Purchasing a Valentine’s card for your loved one on the UK high street could contribute to illegal logging and deforestation, the WWF has warned, due to loopholes in EU regulation.
WWF purchased a number of cards from high street retailers and found that three, from Card Factory, Clintons and Paperchase, contained various amounts of mixed tropical hardwood, signalling that the fibres had most likely come from natural growth tropical forests. However, only Paperchase was able to provide evidence that the product was sustainably sourced.
The organisation is calling on firms to scrutinise their supply chains and reassure customers that their products aren’t contributing to deforestation in other parts of the world.

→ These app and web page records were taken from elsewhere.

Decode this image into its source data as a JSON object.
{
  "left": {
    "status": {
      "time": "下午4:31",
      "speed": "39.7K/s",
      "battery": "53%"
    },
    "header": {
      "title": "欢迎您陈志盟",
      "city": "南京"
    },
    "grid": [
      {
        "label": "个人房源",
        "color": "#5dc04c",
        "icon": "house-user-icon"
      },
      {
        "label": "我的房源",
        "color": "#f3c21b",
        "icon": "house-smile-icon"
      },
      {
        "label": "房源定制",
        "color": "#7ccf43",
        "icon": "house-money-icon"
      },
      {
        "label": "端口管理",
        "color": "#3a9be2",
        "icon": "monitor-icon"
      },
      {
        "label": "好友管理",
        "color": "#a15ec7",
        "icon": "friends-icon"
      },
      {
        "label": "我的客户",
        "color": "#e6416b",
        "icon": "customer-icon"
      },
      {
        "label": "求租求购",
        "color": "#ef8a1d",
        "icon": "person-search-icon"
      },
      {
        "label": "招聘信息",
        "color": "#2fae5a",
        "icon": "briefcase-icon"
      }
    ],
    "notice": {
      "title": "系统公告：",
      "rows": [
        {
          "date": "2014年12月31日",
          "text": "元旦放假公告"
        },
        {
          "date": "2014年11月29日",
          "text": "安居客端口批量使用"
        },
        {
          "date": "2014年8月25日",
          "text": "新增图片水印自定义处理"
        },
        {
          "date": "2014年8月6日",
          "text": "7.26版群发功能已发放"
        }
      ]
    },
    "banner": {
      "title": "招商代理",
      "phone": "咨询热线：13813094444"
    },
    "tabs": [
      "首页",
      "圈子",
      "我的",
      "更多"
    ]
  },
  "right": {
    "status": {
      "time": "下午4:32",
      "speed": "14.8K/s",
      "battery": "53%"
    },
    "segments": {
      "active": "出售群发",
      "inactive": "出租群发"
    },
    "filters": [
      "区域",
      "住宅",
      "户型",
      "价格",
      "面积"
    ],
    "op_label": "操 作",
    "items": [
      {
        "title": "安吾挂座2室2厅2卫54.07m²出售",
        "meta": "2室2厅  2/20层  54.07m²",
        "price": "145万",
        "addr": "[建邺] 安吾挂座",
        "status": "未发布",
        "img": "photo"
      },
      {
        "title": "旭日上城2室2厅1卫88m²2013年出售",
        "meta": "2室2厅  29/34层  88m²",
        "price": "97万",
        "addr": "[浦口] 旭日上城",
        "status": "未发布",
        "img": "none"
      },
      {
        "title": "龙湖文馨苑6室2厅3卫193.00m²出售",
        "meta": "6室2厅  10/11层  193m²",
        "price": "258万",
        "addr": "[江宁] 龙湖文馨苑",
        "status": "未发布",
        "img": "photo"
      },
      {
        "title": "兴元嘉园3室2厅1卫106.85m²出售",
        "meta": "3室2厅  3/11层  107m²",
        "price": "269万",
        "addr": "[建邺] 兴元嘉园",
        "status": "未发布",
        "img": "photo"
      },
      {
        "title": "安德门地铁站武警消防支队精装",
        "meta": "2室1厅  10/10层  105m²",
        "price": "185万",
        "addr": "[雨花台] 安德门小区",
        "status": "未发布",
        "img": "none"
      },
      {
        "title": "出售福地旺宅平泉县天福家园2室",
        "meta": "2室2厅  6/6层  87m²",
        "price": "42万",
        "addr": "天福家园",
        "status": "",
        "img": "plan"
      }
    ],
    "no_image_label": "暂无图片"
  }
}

Beatrix Richard, head of corporate stewardship timber and seafood at WWF, said, “These results suggest that the true cost of our Valentine’s cards could be far greater than the price on the wrapping. They may be contributing to the further loss of some of the most valuable forests in the world.
“Companies that rely on forests for their raw materials should scrutinise their supply chains, and reassure consumers that they are buying cards made from recycled or sustainable materials.”
Due to legislative loopholes, it is legal to sell imported cards that have been made from illegally-logged of cleared forests. The WWF is currently campaigning for the EU Timber Regulation to be strengthened, allowing consumers to be confident that the cards they buy are not contributing to unsustainable logging practices.
A report published last year, suggested that consumer demand for commodities, such as palm oil and timber, has caused 71% of tropical deforestation for agriculture between 2000 and 2012, 49% of which was done illegally.
Photo: mzacha via Freeimages